Last week, we discussed the federal poverty limits and how they played an important part of who may get a tax credit for purchasing health insurance through the Health Insurance Exchange that will be operated by the federal government for North Carolina starting Jan 1, 2014. Let’s take a closer look and see how high incomes and small businesses would qualify for a tax credit.
Under the guidelines of the Affordable Care Act, any individual or family that has an income between 100 percent and 400 percent of the federal poverty level would be eligible for a tax credit. For example, a family of four making about $92,000 would qualify for a tax credit. Since the actual tax tables have not been released yet, I cannot guess what the tax credit will be. However, the tax credit percentage would not be the same as a family of four only making $40,000. This example only applies if you have no health insurance in place when the new health law goes into effect. The higher amounts set by the Affordable Care Act will apply to a number of different situations which I will discuss later in this article.
The pros and the cons for small business are very complex. I won’t discuss the $251,000 taxable revenue or more for the Medicare tax increase or the 60 percent rule for paying health premiums, but I will briefly discuss the $2,000 penalty fee small employers thar employ more than 50 employees, but less than 100 will pay for each employee who is not covered by a health plan. For example, a small business that does not offer health insurance and has 75 employees would be assessed this way. The first 30 employees would not be penalized (taxed), but the remaining 45 employees would cost the business $90,000 yearly, which is 45 times the $2,000 penalty. This is called the “mandate tax.” Contact your accountant to get a more comprehensive explanation.

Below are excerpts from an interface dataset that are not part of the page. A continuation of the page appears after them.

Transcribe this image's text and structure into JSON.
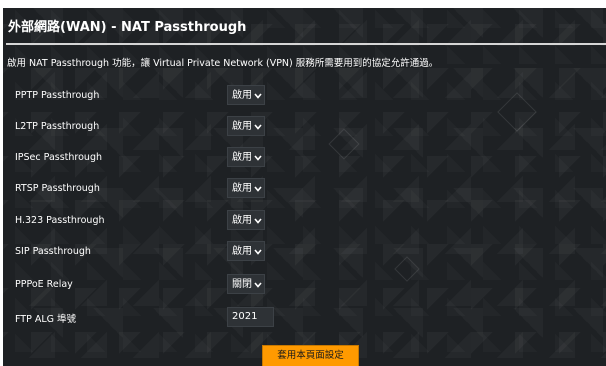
{
  "page": {
    "title": "外部網路(WAN) - NAT Passthrough",
    "description": "啟用 NAT Passthrough 功能，讓 Virtual Private Network (VPN) 服務所需要用到的協定允許通過。"
  },
  "settings": [
    {
      "label": "PPTP Passthrough",
      "value": "啟用"
    },
    {
      "label": "L2TP Passthrough",
      "value": "啟用"
    },
    {
      "label": "IPSec Passthrough",
      "value": "啟用"
    },
    {
      "label": "RTSP Passthrough",
      "value": "啟用"
    },
    {
      "label": "H.323 Passthrough",
      "value": "啟用"
    },
    {
      "label": "SIP Passthrough",
      "value": "啟用"
    },
    {
      "label": "PPPoE Relay",
      "value": "關閉"
    }
  ],
  "ftp_alg": {
    "label": "FTP ALG 埠號",
    "value": "2021"
  },
  "apply_button": {
    "label": "套用本頁面設定"
  },
  "colors": {
    "background": "#1e2124",
    "accent": "#ff9a00",
    "control": "#2e3236"
  }
}
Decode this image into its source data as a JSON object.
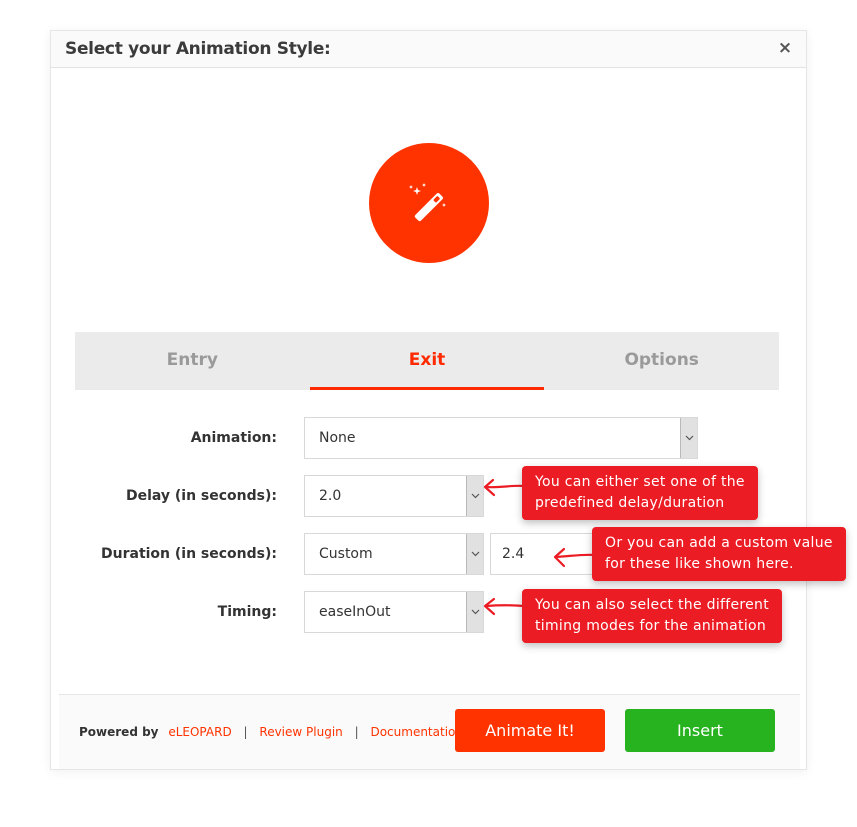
{
  "dialog": {
    "title": "Select your Animation Style:",
    "close_icon": "×",
    "hero_icon": "magic-wand-icon"
  },
  "tabs": [
    {
      "label": "Entry",
      "active": false
    },
    {
      "label": "Exit",
      "active": true
    },
    {
      "label": "Options",
      "active": false
    }
  ],
  "form": {
    "animation": {
      "label": "Animation:",
      "value": "None"
    },
    "delay": {
      "label": "Delay (in seconds):",
      "value": "2.0"
    },
    "duration": {
      "label": "Duration (in seconds):",
      "value": "Custom",
      "custom_value": "2.4"
    },
    "timing": {
      "label": "Timing:",
      "value": "easeInOut"
    }
  },
  "callouts": {
    "delay": {
      "line1": "You can either set one of the",
      "line2": "predefined delay/duration"
    },
    "custom": {
      "line1": "Or you can add a custom value",
      "line2": "for these like shown here."
    },
    "timing": {
      "line1": "You can also select the different",
      "line2": "timing modes for the animation"
    }
  },
  "footer": {
    "powered_by": "Powered by",
    "brand_link": "eLEOPARD",
    "separator": "|",
    "review_link": "Review Plugin",
    "docs_link": "Documentation",
    "animate_button": "Animate It!",
    "insert_button": "Insert"
  },
  "colors": {
    "accent": "#ff3300",
    "callout": "#ec1c24",
    "insert": "#27b21f"
  }
}
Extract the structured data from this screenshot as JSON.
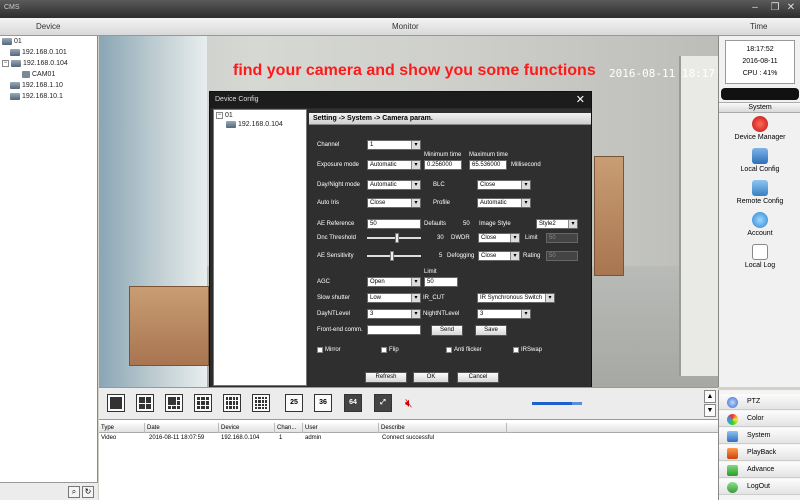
{
  "window": {
    "title": "CMS"
  },
  "header": {
    "device": "Device",
    "monitor": "Monitor",
    "time": "Time"
  },
  "tree": {
    "root": "01",
    "nodes": [
      "192.168.0.101",
      "192.168.0.104",
      "CAM01",
      "192.168.1.10",
      "192.168.10.1"
    ]
  },
  "video": {
    "banner": "find your camera and show you some functions",
    "osd": "2016-08-11  18:17:51"
  },
  "clock": {
    "time": "18:17:52",
    "date": "2016-08-11",
    "cpu": "CPU : 41%"
  },
  "right_panel": {
    "section": "System",
    "items": [
      "Device Manager",
      "Local Config",
      "Remote Config",
      "Account",
      "Local Log"
    ]
  },
  "dialog": {
    "title": "Device Config",
    "tree_root": "01",
    "tree_child": "192.168.0.104",
    "breadcrumb": "Setting -> System -> Camera param.",
    "channel_label": "Channel",
    "channel_value": "1",
    "min_time_label": "Minimum time",
    "max_time_label": "Maximum time",
    "exposure_label": "Exposure mode",
    "exposure_value": "Automatic",
    "min_time_value": "0.256000",
    "max_time_value": "65.536000",
    "ms_label": "Millisecond",
    "daynight_label": "Day/Night mode",
    "daynight_value": "Automatic",
    "blc_label": "BLC",
    "blc_value": "Close",
    "autoiris_label": "Auto Iris",
    "autoiris_value": "Close",
    "profile_label": "Profile",
    "profile_value": "Automatic",
    "aeref_label": "AE Reference",
    "aeref_value": "50",
    "defaults_label": "Defaults",
    "defaults_value": "50",
    "imgstyle_label": "Image Style",
    "imgstyle_value": "Style2",
    "dnc_label": "Dnc Threshold",
    "dnc_value": "30",
    "dwdr_label": "DWDR",
    "dwdr_value": "Close",
    "limit_label": "Limit",
    "limit_value": "50",
    "aesens_label": "AE Sensitivity",
    "aesens_value": "5",
    "defog_label": "Defogging",
    "defog_value": "Close",
    "rating_label": "Rating",
    "rating_value": "50",
    "agc_limit_label": "Limit",
    "agc_label": "AGC",
    "agc_value": "Open",
    "agc_limit_value": "50",
    "slow_label": "Slow shutter",
    "slow_value": "Low",
    "ircut_label": "IR_CUT",
    "ircut_value": "IR Synchronous Switch",
    "dayntl_label": "DayNTLevel",
    "dayntl_value": "3",
    "nightntl_label": "NightNTLevel",
    "nightntl_value": "3",
    "frontend_label": "Front-end comm.",
    "frontend_value": "",
    "send_label": "Send",
    "save_label": "Save",
    "mirror_label": "Mirror",
    "flip_label": "Flip",
    "antiflicker_label": "Anti flicker",
    "irswap_label": "IRSwap",
    "refresh_label": "Refresh",
    "ok_label": "OK",
    "cancel_label": "Cancel",
    "dnc_slider": 0.55,
    "aesens_slider": 0.45
  },
  "toolbar": {
    "b25": "25",
    "b36": "36",
    "b64": "64",
    "volume": 0.8
  },
  "log": {
    "columns": [
      "Type",
      "Date",
      "Device",
      "Chan...",
      "User",
      "Describe"
    ],
    "rows": [
      [
        "Video",
        "2016-08-11 18:07:59",
        "192.168.0.104",
        "1",
        "admin",
        "Connect successful"
      ]
    ]
  },
  "menu": {
    "items": [
      "PTZ",
      "Color",
      "System",
      "PlayBack",
      "Advance",
      "LogOut"
    ]
  }
}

Small businesses with one to 10 employees and 11 to 25 employees do not have to provide health insurance, but if they do elect to provide coverage, small business owners will see a different set of rules. First, a company must meet average wage requirements, $20,000 for 10 full-time employees and less and $50,000 for a small business with 11 full-time employees to 25. Next, a small business must pay at least 50 percent of the employee’s health premiums. If a small business meets those two requirements and it purchases health insurance from the Small Business Health Option Program for two years, the business will get a 50 percent tax credit — 35 percent for non-profits — on total employee premiums paid. Small business under 25 employees will not have to pay the “mandate tax” like larger companies. Also, a contractor paying himself $50,000 a year would not qualify for the small business tax credit, but may qualify for a tax credit through the individual Health Insurance Exchange.
Under the Affordable Care Act law going into effect Jan 1, 2014, a number of different situations may occur and you and your family could get a tax credit even though you make a high income. Example 1: You and spouse both work part-time, but make more than federal poverty minimums. Example 2: One is unemployed and other is employed full-time with no health benefits. Example 3: Both are unemployed, but make greater than federal poverty minimums. Example 4: A couple with a family, owns a small business with no insurance and makes $80,000. Example 5: Both work full-time with no health benefits.
Next week: We will look at the 10 Essential Health Benefits provided by the Affordable Care Act program and discuss whether your prescriptions will be covered under Obama Care.
To see the full Federal Poverty Level chart, visit www.familiesusa.org/resources/tools-for-advocates/guides/federal-poverty-guidelines.html.
Darek Hunt, a Lumberton resident, has his master’s degree in Public Policy and Administration and is a doctoral student in Health Sciences. He specializes in health care administration and health policy.